Once we have the stream from the WebResponse object, we can load that stream into an XmlDocument object. This will allow us to easily parse the XML data and extract values from it. The easiest way to get an XmlDocument to load our Stream is to instantiate a new XmlDocument object and pass our Stream to the Load method. The code in Listing C demonstrates this.

Listing C

//Create the Xml Document
XmlDocument document = newXmlDocument();

//Load the stream into the XmlDocument object.
document.Load(rssStream);

Parsing the XML

This is the hardest part of consuming the RSS feed. We must use the XmlDocument we created in the previous section to parse out the specific XML nodes that contain our data. The most common nodes of interest are:

  • The feed's title, which is located at /rss/channel/titlewithin the feed XML.
  • The feed's articles, which are located at /rss/channel/item within the feed XML. There can be multiple nodes at this location.
  • An article's title, which is located at titlewithin an article node.
  • An article's description, which is located at descriptionwithin an article node.
  • An article's link, which is located at linkwithin an article node.

To get to these nodes, we will use the XmlDocument object's built-in SelectSingleNode and SelectNodes functionality.
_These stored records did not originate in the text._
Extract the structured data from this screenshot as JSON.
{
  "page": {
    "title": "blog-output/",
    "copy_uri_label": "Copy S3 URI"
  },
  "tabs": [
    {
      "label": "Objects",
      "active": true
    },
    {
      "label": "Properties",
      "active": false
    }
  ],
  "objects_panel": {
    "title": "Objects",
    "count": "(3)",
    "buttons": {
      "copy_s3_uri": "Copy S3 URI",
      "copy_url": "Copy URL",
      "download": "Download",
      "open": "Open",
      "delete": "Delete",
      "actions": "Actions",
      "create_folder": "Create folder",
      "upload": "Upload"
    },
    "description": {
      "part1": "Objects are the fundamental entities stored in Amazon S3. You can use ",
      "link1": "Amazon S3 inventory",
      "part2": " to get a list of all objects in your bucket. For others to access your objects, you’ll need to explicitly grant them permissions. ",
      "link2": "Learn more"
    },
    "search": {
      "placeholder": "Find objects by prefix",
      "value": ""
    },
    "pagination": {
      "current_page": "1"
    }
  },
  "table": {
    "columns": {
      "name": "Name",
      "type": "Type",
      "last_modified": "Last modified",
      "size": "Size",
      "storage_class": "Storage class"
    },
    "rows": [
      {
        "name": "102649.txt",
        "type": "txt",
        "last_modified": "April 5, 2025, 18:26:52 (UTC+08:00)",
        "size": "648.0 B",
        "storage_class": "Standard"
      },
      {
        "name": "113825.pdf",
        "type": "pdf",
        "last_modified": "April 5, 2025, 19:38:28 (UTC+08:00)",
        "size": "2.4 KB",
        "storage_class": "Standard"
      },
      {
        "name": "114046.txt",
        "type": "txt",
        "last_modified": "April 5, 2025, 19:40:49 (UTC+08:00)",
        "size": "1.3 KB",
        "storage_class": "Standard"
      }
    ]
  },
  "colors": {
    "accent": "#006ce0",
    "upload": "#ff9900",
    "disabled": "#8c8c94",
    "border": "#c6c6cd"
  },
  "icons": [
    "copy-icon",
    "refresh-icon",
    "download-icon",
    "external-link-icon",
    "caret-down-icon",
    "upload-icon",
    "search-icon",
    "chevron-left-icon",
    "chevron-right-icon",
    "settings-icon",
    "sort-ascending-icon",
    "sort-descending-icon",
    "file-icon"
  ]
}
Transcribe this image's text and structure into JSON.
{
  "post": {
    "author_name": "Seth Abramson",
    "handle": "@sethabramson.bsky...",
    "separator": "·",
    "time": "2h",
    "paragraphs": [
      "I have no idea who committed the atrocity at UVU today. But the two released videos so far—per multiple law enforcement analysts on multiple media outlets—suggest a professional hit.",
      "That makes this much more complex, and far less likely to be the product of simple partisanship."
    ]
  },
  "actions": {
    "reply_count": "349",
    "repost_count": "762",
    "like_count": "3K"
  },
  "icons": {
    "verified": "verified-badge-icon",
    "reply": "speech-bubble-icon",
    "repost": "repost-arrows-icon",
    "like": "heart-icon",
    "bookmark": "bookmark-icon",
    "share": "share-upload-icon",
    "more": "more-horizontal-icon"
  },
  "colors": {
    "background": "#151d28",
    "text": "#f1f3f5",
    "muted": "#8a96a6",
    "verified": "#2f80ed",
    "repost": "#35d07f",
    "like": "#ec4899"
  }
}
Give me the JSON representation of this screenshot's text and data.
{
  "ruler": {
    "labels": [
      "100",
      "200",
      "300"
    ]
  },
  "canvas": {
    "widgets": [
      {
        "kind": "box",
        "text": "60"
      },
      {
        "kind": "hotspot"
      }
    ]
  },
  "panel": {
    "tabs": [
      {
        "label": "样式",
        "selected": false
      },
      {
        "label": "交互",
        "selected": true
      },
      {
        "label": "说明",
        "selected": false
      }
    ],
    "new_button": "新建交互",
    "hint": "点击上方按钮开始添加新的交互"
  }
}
Both of these functions accept XPath queries and return the node (or nodes) that match the given query.

The code shown in Listing D demonstrates how to parse out each individual element from the RSS feed using an XmlDocument and Xpath.

Listing D

//Get an XmlDocument object that contains the feed's XML
XmlDocument feedDocument =
GetXmlDocumentFromFeed("http://rss-feeds.msn.com/autos/autosnews.xml");

//Create a XmlNamespaceManager for our namespace.
XmlNamespaceManager manager =
newXmlNamespaceManager(feedDocument.NameTable);

//Add the RSS namespace to the manager.
manager.AddNamespace("rss", "http://purl.org/rss/1.0/");

//Get the title node out of the RSS document
XmlNode titleNode =
feedDocument.SelectSingleNode("/rss/channel/title", manager);

//Get the article nodes
XmlNodeList articleNodes =
feedDocument.SelectNodes("/rss/channel/item", manager);

//Loop through the articles and extract
// their data.
foreach (XmlNode articleNode in articleNodes)
{
//Get the article's title.
string title =
articleNode.SelectSingleNode("title", manager).InnerText;

//Get the article's link
string link =
articleNode.SelectSingleNode("link", manager).InnerText;

//Get the article's description
string description =
articleNode.SelectSingleNode("description", manager).InnerText;
}

Not all RSS feeds are created equal

While it would be great if all RSS feeds were the same format, there are many different versions and implementations of RSS feeds. Many feeds have the format described in this article, while others are slightly different. For more information on RSS formats, check out this excerpt from O'Reilly.

Editor's Picks

Free Newsletters, In your Inbox